### What is being asked
Repeat each record exactly. Any picture gets left out.

(Data about app and page elements)
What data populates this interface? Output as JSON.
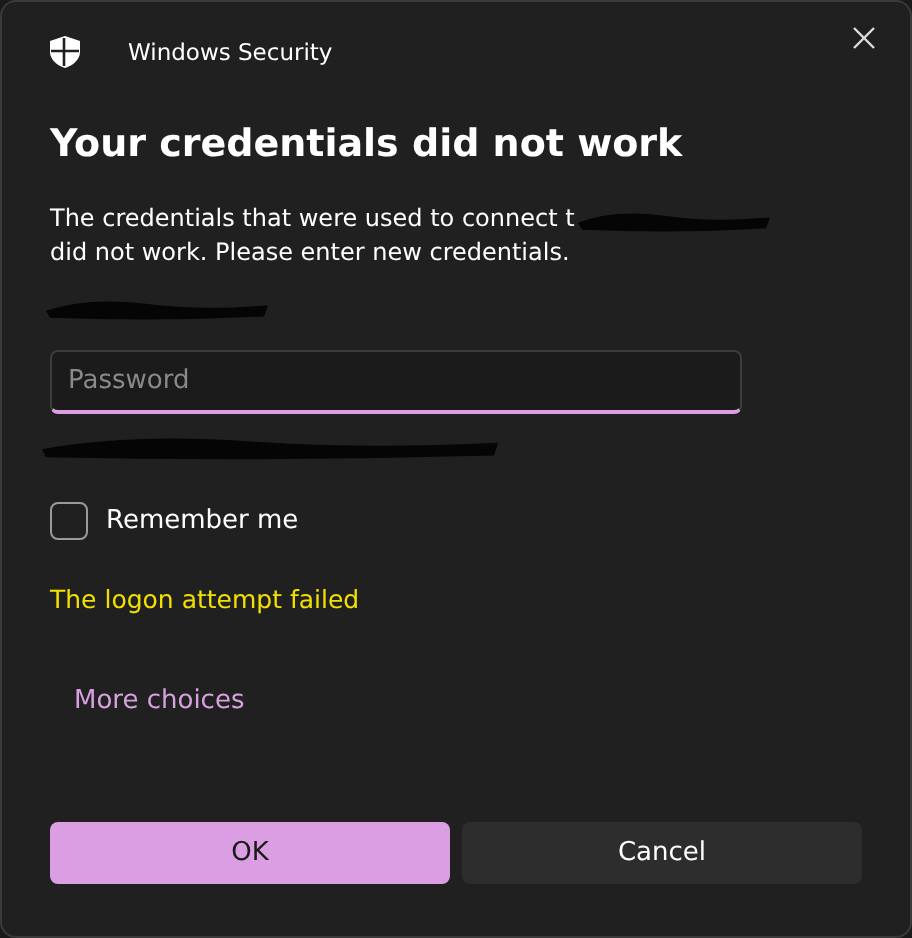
{
  "window": {
    "title": "Windows Security"
  },
  "heading": "Your credentials did not work",
  "message": {
    "line_1": "The credentials that were used to connect t",
    "line_2": "did not work. Please enter new credentials."
  },
  "password": {
    "placeholder": "Password"
  },
  "remember_me": {
    "label": "Remember me",
    "checked": false
  },
  "error": "The logon attempt failed",
  "more_choices": "More choices",
  "buttons": [
    {
      "label": "OK",
      "kind": "primary"
    },
    {
      "label": "Cancel",
      "kind": "secondary"
    }
  ]
}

### Finished exercise
What data populates this interface? Output as JSON.
{
  "window": {
    "title": "Windows Security"
  },
  "heading": "Your credentials did not work",
  "message": {
    "line_1": "The credentials that were used to connect t",
    "line_2": "did not work. Please enter new credentials."
  },
  "password": {
    "placeholder": "Password"
  },
  "remember_me": {
    "label": "Remember me",
    "checked": false
  },
  "error": "The logon attempt failed",
  "more_choices": "More choices",
  "buttons": [
    {
      "label": "OK",
      "kind": "primary"
    },
    {
      "label": "Cancel",
      "kind": "secondary"
    }
  ]
}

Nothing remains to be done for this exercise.